Since Britain implemented a near-complete ban on civilian handgun ownership a decade ago, handgun possession among criminals has soared by an estimated one million to three million guns, and handgun crime has almost tripled.

I know the temptation is to say "yea, Lorne Gunter would say that", but unless you can suggest that he's wrong, the 10 year period following the handgun band seems like a far more authoritative sample, then the 2005-06 sample you provide via CP, that some how shows Day to be "flat wrong".

Right?

I mean, say what you will about Duffy, Day, or Gunter, but if you're going to try to suggest that gun crimes have actually decreased since the UK banned them (thus, showing Day to be "flat wrong"), you might want to dig a little deeper than the 2005-06 statistics.

Olaf said...

Despite your authority in deciding what is and isn't "flat wrong", Bob Tarantino has an enlightening rebuttal.

I don't mean to ruffle any feathers, but is there a possibility that in this case, it's Jeff, who is flat wrong, and not Stock?

A BCer in Toronto said...

Post updated Olaf. You can say I was wrong by association (on that one point out of many). Oh CP, how can I ever trust you again?

It would seem both the CP and the Stock were being quite careful and selective in their usage of examples and statistics.

Werner Patels said...

I agree that we need such a ban, and Harper is a fool for rejecting McGuinty's proposal.

But I am a bit confused here with respect to your quote from what you call the "Liberal platform" (without a link!). It says in your quote that the Liberals want to double sentences and get tough on gangs, etc.

Why, then, do the Liberals want to vote against the current get-tough-on-crime legislation that even the NDP will support? From what I have read here and from what I know about the bill, the Liberals should be in full and total support of that crime bill.

Perhaps, you can explain it a bit more, if you don't mind, and a link to that part of the "Liberal platform" would also be appreciated.

Kaniz Mouli said...

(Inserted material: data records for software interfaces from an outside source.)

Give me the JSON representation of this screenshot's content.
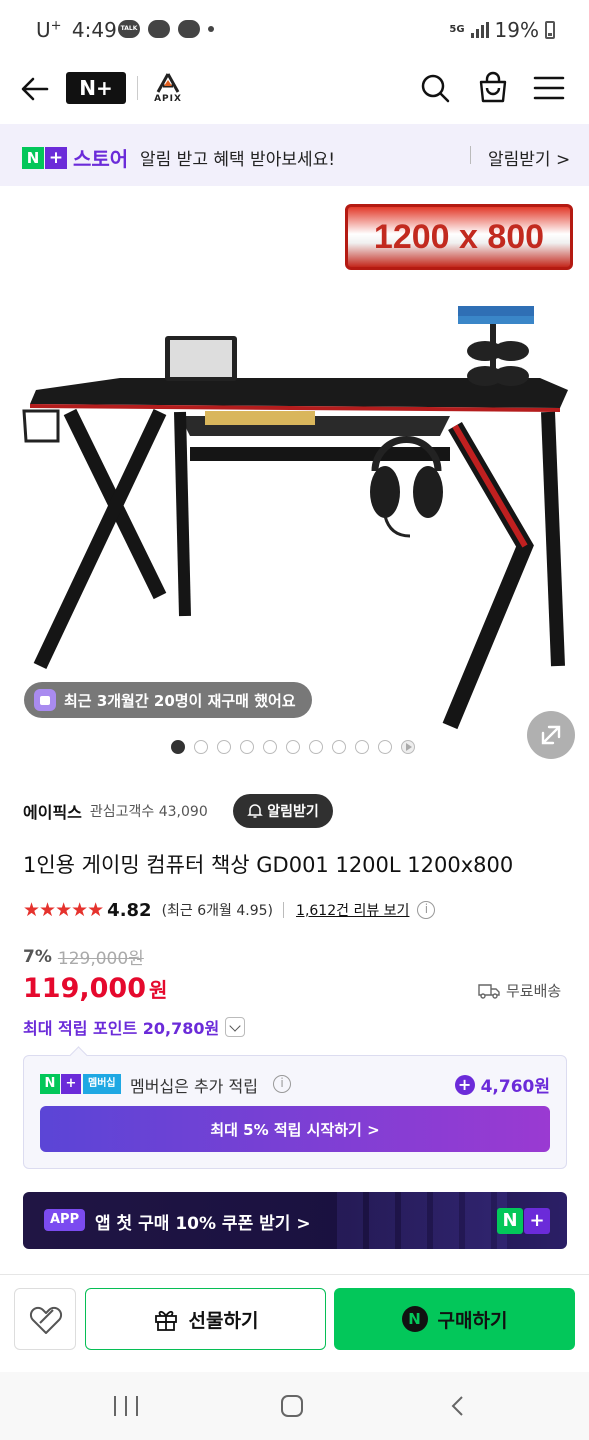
{
  "status_bar": {
    "carrier": "U",
    "carrier_sup": "+",
    "time": "4:49",
    "talk_icon_label": "TALK",
    "network": "5G",
    "battery": "19%"
  },
  "nav": {
    "brand_logo": "N+",
    "store_logo_text": "APIX"
  },
  "alert_banner": {
    "store_label": "스토어",
    "message": "알림 받고 혜택 받아보세요!",
    "cta": "알림받기 >"
  },
  "product_image": {
    "size_badge": "1200 x 800",
    "repurchase_text": "최근 3개월간 20명이 재구매 했어요",
    "slide_count": 11,
    "active_slide": 1
  },
  "store": {
    "name": "에이픽스",
    "followers": "관심고객수 43,090",
    "notify_button": "알림받기"
  },
  "product": {
    "title": "1인용 게이밍 컴퓨터 책상 GD001 1200L 1200x800",
    "stars": "★★★★★",
    "rating": "4.82",
    "recent_rating": "(최근 6개월 4.95)",
    "review_link": "1,612건 리뷰 보기",
    "discount": "7%",
    "original_price": "129,000원",
    "price": "119,000",
    "currency": "원",
    "shipping": "무료배송",
    "points": "최대 적립 포인트 20,780원"
  },
  "membership": {
    "tag": "멤버십",
    "text": "멤버십은 추가 적립",
    "points": "4,760원",
    "button": "최대 5% 적립 시작하기 >"
  },
  "app_banner": {
    "tag": "APP",
    "text": "앱 첫 구매 10% 쿠폰 받기 >"
  },
  "bottom_bar": {
    "gift_label": "선물하기",
    "buy_label": "구매하기",
    "buy_icon": "N"
  },
  "colors": {
    "naver_green": "#03c75a",
    "naver_purple": "#6b2bd9",
    "price_red": "#e5092d"
  }
}
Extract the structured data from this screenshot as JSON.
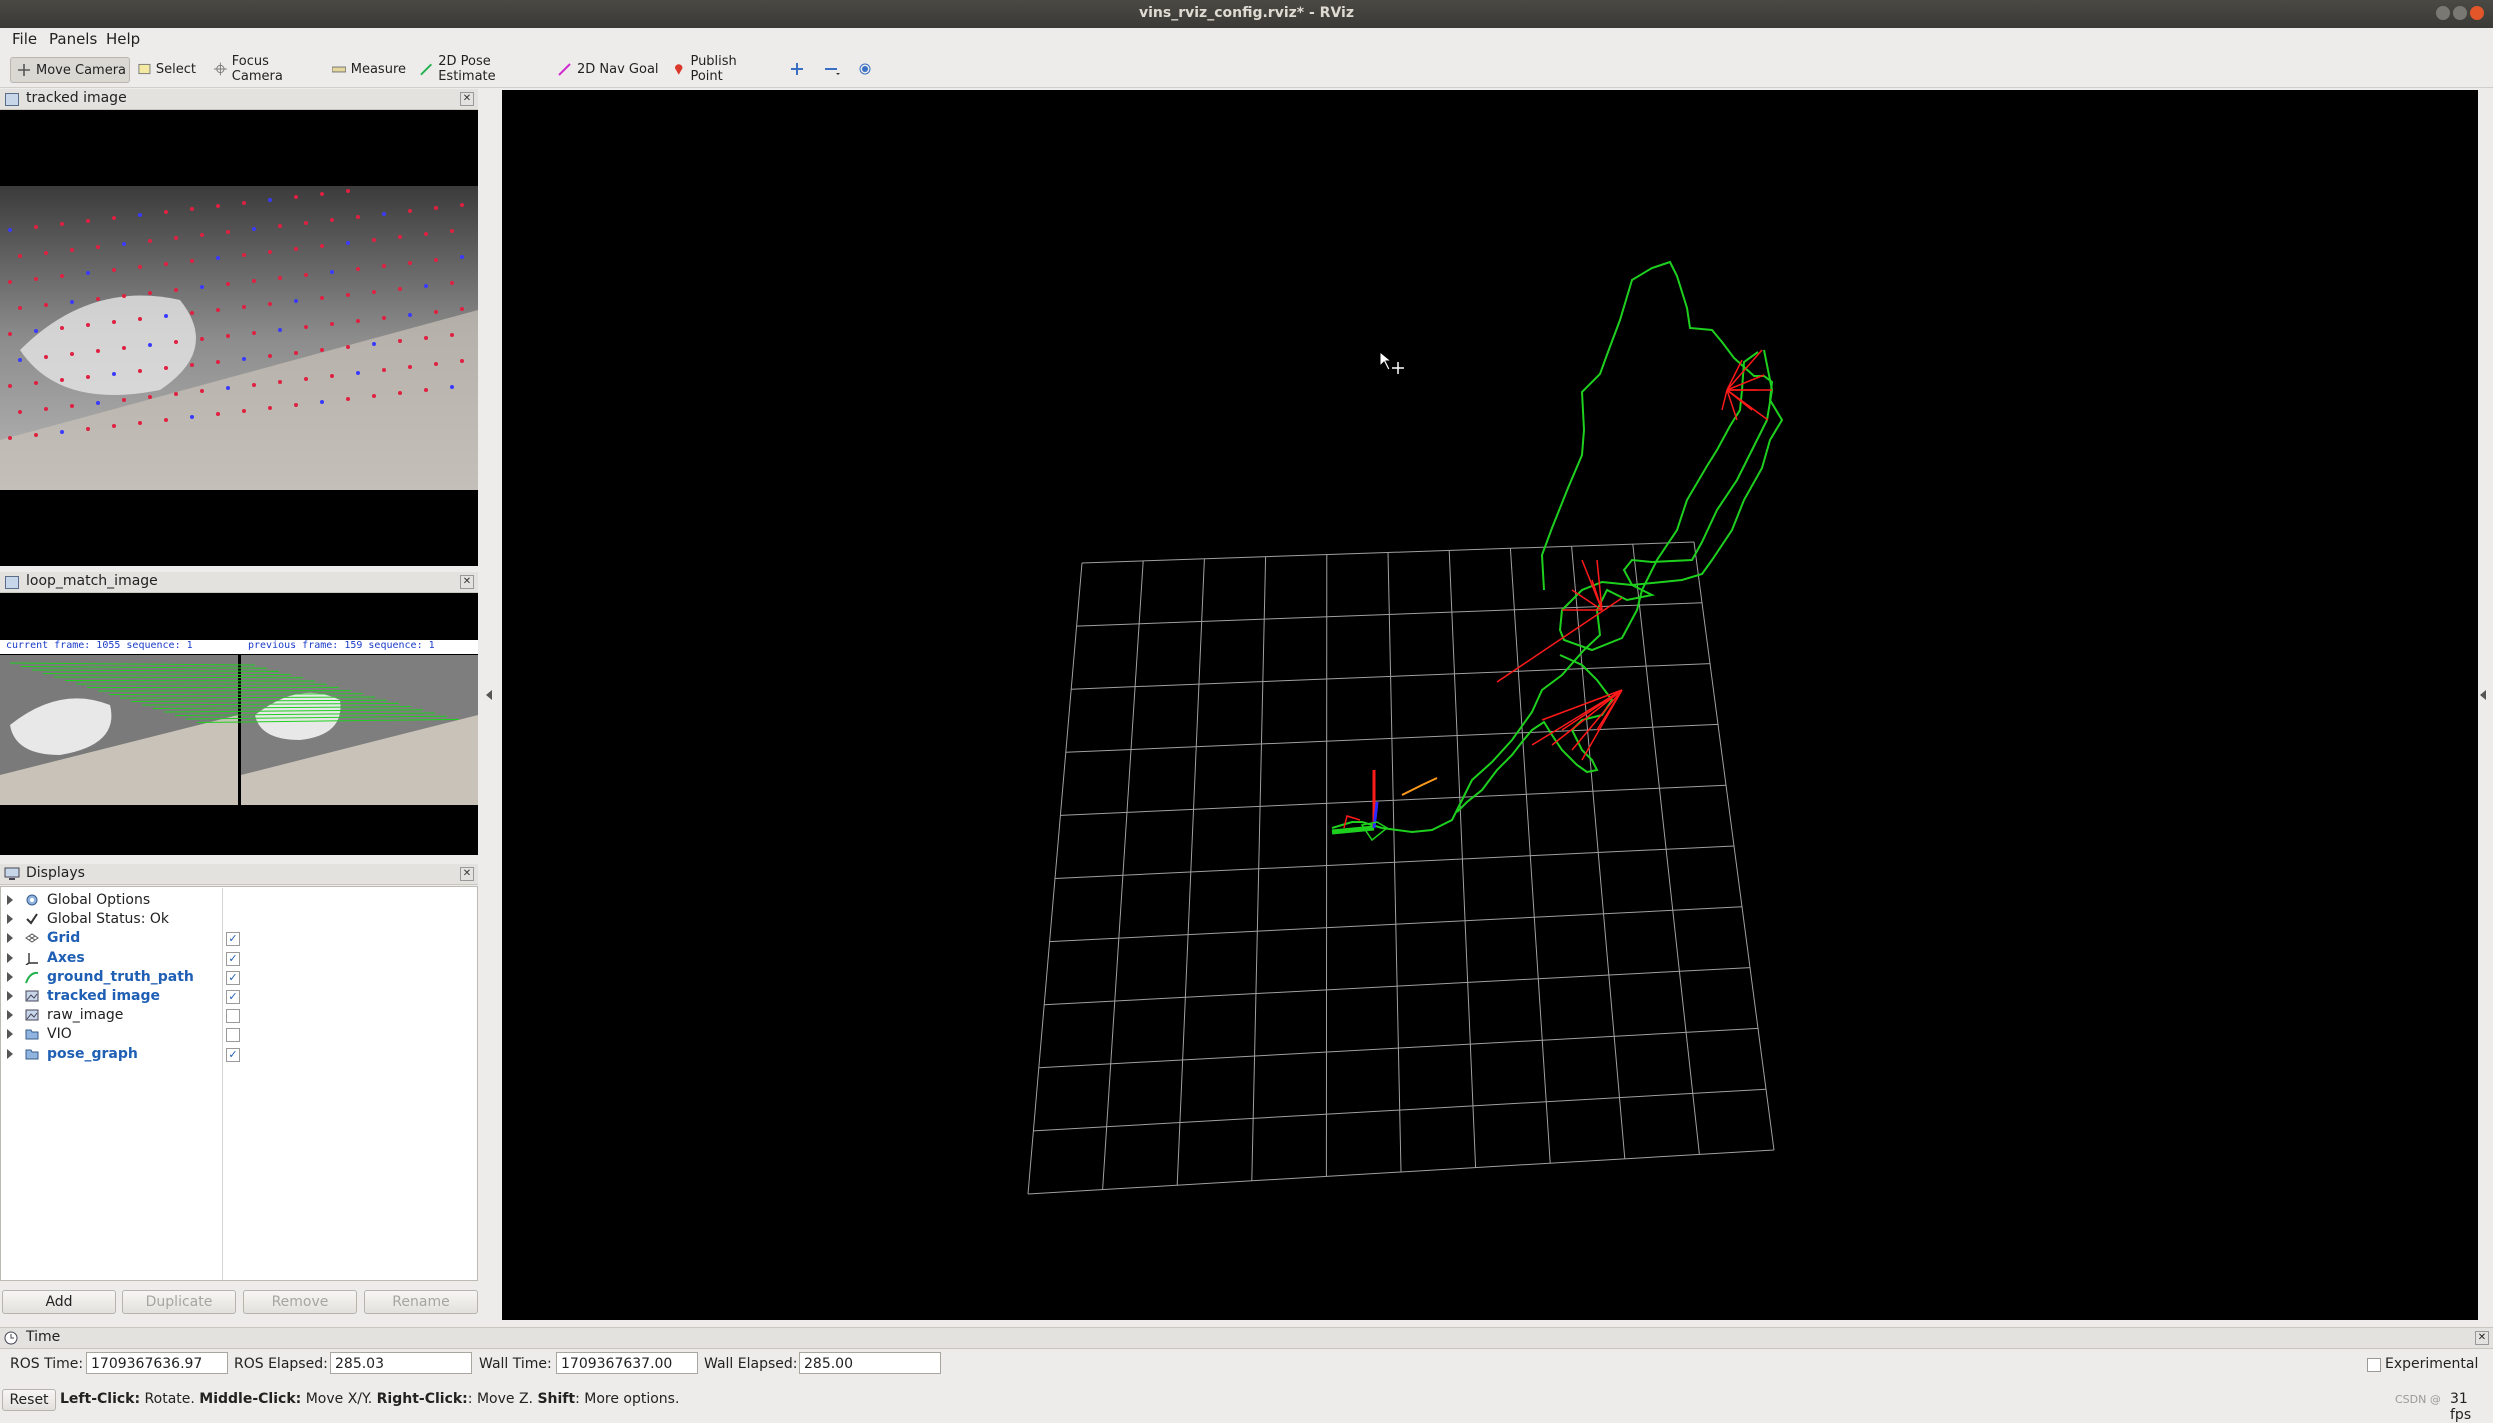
{
  "window": {
    "title": "vins_rviz_config.rviz* - RViz"
  },
  "menubar": {
    "items": [
      "File",
      "Panels",
      "Help"
    ]
  },
  "toolbar": {
    "tools": [
      "Move Camera",
      "Select",
      "Focus Camera",
      "Measure",
      "2D Pose Estimate",
      "2D Nav Goal",
      "Publish Point"
    ],
    "active": "Move Camera"
  },
  "panels": {
    "tracked_image": {
      "title": "tracked image"
    },
    "loop_match_image": {
      "title": "loop_match_image",
      "current_frame_text": "current frame: 1055   sequence: 1",
      "previous_frame_text": "previous frame: 159   sequence: 1"
    },
    "displays": {
      "title": "Displays",
      "items": [
        {
          "label": "Global Options",
          "icon": "gear-icon",
          "checked": null,
          "enabled": false
        },
        {
          "label": "Global Status: Ok",
          "icon": "checkmark-icon",
          "checked": null,
          "enabled": false
        },
        {
          "label": "Grid",
          "icon": "grid-icon",
          "checked": true,
          "enabled": true
        },
        {
          "label": "Axes",
          "icon": "axes-icon",
          "checked": true,
          "enabled": true
        },
        {
          "label": "ground_truth_path",
          "icon": "path-icon",
          "checked": true,
          "enabled": true
        },
        {
          "label": "tracked image",
          "icon": "image-icon",
          "checked": true,
          "enabled": true
        },
        {
          "label": "raw_image",
          "icon": "image-icon",
          "checked": false,
          "enabled": false
        },
        {
          "label": "VIO",
          "icon": "folder-icon",
          "checked": false,
          "enabled": false
        },
        {
          "label": "pose_graph",
          "icon": "folder-icon",
          "checked": true,
          "enabled": true
        }
      ],
      "buttons": {
        "add": "Add",
        "duplicate": "Duplicate",
        "remove": "Remove",
        "rename": "Rename"
      }
    }
  },
  "time_panel": {
    "title": "Time",
    "ros_time_label": "ROS Time:",
    "ros_time": "1709367636.97",
    "ros_elapsed_label": "ROS Elapsed:",
    "ros_elapsed": "285.03",
    "wall_time_label": "Wall Time:",
    "wall_time": "1709367637.00",
    "wall_elapsed_label": "Wall Elapsed:",
    "wall_elapsed": "285.00",
    "experimental_label": "Experimental"
  },
  "statusbar": {
    "reset_label": "Reset",
    "help_left_bold": "Left-Click:",
    "help_left": " Rotate. ",
    "help_middle_bold": "Middle-Click:",
    "help_middle": " Move X/Y. ",
    "help_right_bold": "Right-Click:",
    "help_right": ": Move Z. ",
    "help_shift_bold": "Shift",
    "help_shift": ": More options.",
    "watermark": "CSDN @",
    "fps": "31 fps"
  },
  "colors": {
    "trajectory": "#1ed01e",
    "loop_edges": "#ff1a1a",
    "grid": "#a0a0a0",
    "accent_blue": "#1f5fb4"
  }
}
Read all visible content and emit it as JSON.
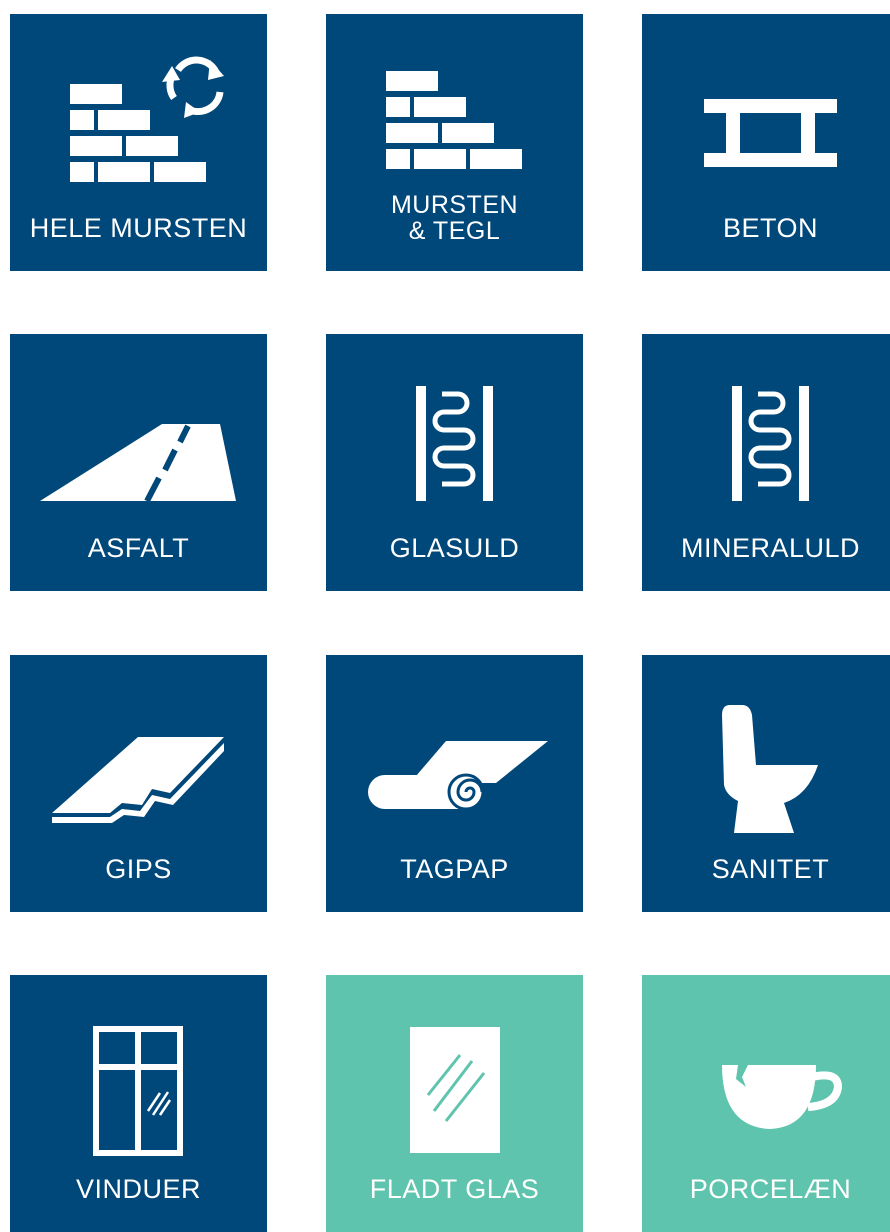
{
  "colors": {
    "primary_tile": "#00477a",
    "secondary_tile": "#5ec4ad",
    "icon": "#ffffff"
  },
  "tiles": [
    {
      "label": "HELE MURSTEN",
      "icon": "bricks-recycle-icon"
    },
    {
      "label_line1": "MURSTEN",
      "label_line2": "& TEGL",
      "icon": "bricks-icon"
    },
    {
      "label": "BETON",
      "icon": "beam-icon"
    },
    {
      "label": "ASFALT",
      "icon": "road-icon"
    },
    {
      "label": "GLASULD",
      "icon": "insulation-icon"
    },
    {
      "label": "MINERALULD",
      "icon": "insulation-icon"
    },
    {
      "label": "GIPS",
      "icon": "plasterboard-icon"
    },
    {
      "label": "TAGPAP",
      "icon": "roofing-roll-icon"
    },
    {
      "label": "SANITET",
      "icon": "toilet-icon"
    },
    {
      "label": "VINDUER",
      "icon": "window-icon"
    },
    {
      "label": "FLADT GLAS",
      "icon": "flat-glass-icon"
    },
    {
      "label": "PORCELÆN",
      "icon": "broken-cup-icon"
    }
  ]
}
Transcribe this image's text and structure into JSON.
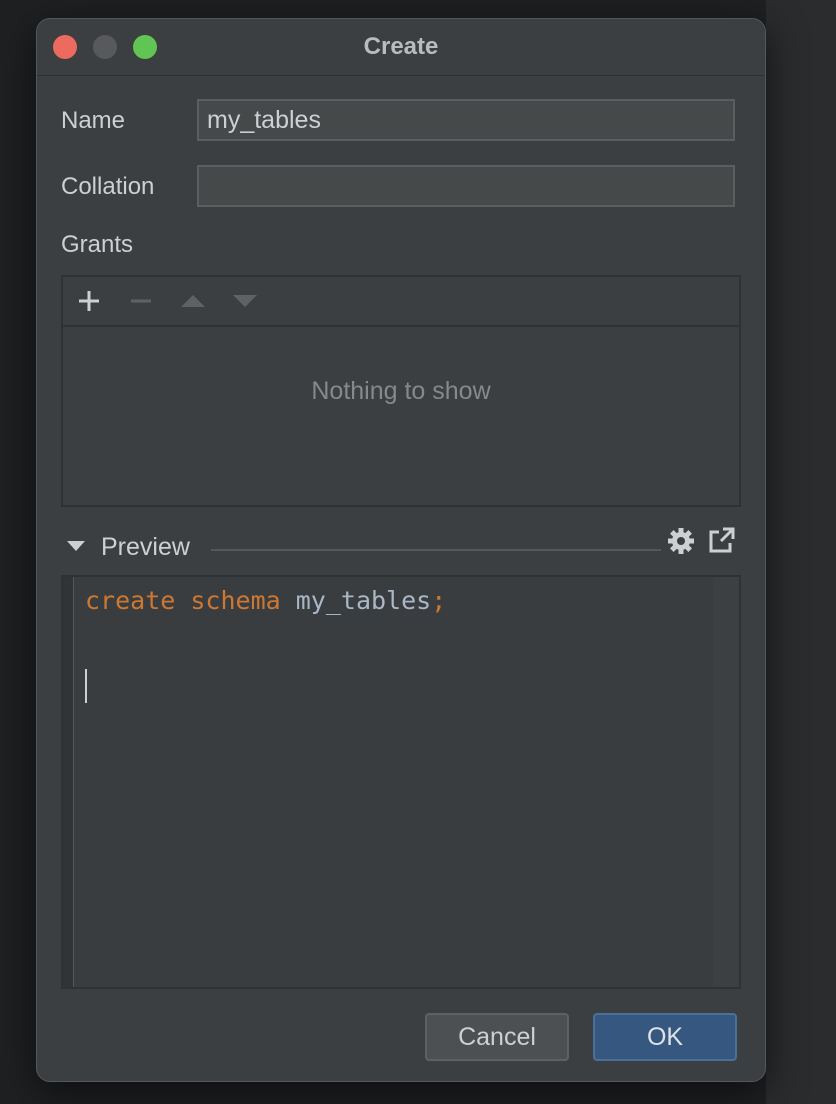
{
  "window": {
    "title": "Create"
  },
  "form": {
    "name_label": "Name",
    "name_value": "my_tables",
    "collation_label": "Collation",
    "collation_value": "",
    "grants_label": "Grants"
  },
  "grants": {
    "toolbar_icons": [
      "add-icon",
      "remove-icon",
      "move-up-icon",
      "move-down-icon"
    ],
    "empty_text": "Nothing to show"
  },
  "preview": {
    "label": "Preview",
    "icons": [
      "gear-icon",
      "open-external-icon"
    ],
    "code": {
      "kw1": "create",
      "kw2": "schema",
      "ident": "my_tables",
      "terminator": ";"
    }
  },
  "buttons": {
    "cancel": "Cancel",
    "ok": "OK"
  },
  "colors": {
    "window_bg": "#3c3f41",
    "keyword": "#cc7832",
    "identifier": "#a9b7c6",
    "ok_button": "#365880",
    "close": "#ed6a5e",
    "maximize": "#61c554"
  }
}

Mike is a conservative supporter. You should have seen him when he was talking to the Liberal premier of PEI..he look so pissed. Jean Lapierre often comes to the program and they both bitch about Dion all the time. I would prefer Don Newman or CPAC anyday over Duffy.

JimBobby said...

Whooee! I watch Duffy about 3 times a week. He's a Con hack like his associates Bob Fife (worse than Duffy) and Craig Oliver (a little better than Duff).

We need a Media Matters for Canada.

JB

Gayle said...

"But I'm sure no one is saying bans increase gun crime. You could read Stock that way, but I don't think that's what he was going for. I think the point he and most on his side would make would be that a ban would be ineffective. The veracity of that contention is unproven, barring a wider statistical sample of countries other than Stock's well-chosen UK example."

You know what has been statistically proven to be ineffective in decreasing crime? - INCREASING sentences. The conservatives acknowledge that on the explanatory material attached to the gun crimes legislation on the website. (To be fair, they also point out that some studies suggest that at least for gun crimes tougher sentences may be some deterrent, which I would equate to the studies that show banning hand guns decreases crime).

In any event - which costs more, banning guns or increasing sentences? The provisions of the conservative crime bills would vastly increase the number of prisoners, resulting in the need to build more prisons and hire more staff. I believe they priced in the area of billions of dollars. The costs of building are a one time expense, but maintenance, staff and costs relating to housing prisoners will be ongoing. All for something that they really have no evidence to believe will be effective. Where will this money come from?

(To be clear, I am referring not only to the gun bill, but other proposals as well, such as reducing or eliminating parole - it costs more to keep someone in prison than to parole him, for example).

Other reasons the liberals oppose the gun legislation is that it is likely to be found unconstitutional, and it is unnecessary. The liberals are not opposed to the entire bill - as I understand it they oppose the mandatory minimums. They agree with increasing the maximums, which is enough to increase sentences for these offences (but leaves some discretion with the courts, where it belongs).